(RECORDED INFORMATION)
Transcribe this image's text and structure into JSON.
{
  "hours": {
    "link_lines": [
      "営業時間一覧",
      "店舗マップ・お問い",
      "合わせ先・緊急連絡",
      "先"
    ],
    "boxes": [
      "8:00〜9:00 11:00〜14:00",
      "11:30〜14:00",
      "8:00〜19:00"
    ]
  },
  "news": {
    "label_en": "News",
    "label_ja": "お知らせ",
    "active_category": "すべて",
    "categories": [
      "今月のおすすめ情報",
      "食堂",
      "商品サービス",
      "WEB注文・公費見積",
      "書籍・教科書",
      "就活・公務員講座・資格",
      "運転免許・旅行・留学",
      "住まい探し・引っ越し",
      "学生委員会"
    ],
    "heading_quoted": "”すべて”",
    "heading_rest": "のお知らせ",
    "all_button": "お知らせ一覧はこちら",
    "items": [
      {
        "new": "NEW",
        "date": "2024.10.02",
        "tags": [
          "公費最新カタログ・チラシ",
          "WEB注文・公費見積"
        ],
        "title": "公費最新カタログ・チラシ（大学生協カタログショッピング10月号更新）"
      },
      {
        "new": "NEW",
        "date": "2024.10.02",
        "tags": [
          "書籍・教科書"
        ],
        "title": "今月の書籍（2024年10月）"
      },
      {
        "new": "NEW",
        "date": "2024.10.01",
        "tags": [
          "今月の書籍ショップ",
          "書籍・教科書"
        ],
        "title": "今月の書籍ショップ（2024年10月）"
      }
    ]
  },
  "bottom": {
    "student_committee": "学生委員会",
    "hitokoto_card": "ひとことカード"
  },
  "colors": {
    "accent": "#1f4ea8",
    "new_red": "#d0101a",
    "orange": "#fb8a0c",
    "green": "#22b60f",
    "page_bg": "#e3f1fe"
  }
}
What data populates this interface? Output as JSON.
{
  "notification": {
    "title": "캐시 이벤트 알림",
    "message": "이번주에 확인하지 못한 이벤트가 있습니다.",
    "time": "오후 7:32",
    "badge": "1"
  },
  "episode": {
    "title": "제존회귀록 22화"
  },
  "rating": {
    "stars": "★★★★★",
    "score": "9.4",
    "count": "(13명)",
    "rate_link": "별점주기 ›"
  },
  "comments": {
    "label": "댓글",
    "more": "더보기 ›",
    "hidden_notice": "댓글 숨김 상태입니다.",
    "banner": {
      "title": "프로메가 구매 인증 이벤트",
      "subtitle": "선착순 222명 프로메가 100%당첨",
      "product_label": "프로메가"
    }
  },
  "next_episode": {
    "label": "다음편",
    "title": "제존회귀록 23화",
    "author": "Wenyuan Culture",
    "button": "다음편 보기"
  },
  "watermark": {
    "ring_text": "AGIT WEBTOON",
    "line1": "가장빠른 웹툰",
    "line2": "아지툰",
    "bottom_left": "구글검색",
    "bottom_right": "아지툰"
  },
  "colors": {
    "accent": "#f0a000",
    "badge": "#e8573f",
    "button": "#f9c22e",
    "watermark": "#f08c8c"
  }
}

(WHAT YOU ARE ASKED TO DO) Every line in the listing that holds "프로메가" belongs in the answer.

(PROBLEM SOLUTION)
      "title": "프로메가 구매 인증 이벤트",
      "subtitle": "선착순 222명 프로메가 100%당첨",
      "product_label": "프로메가"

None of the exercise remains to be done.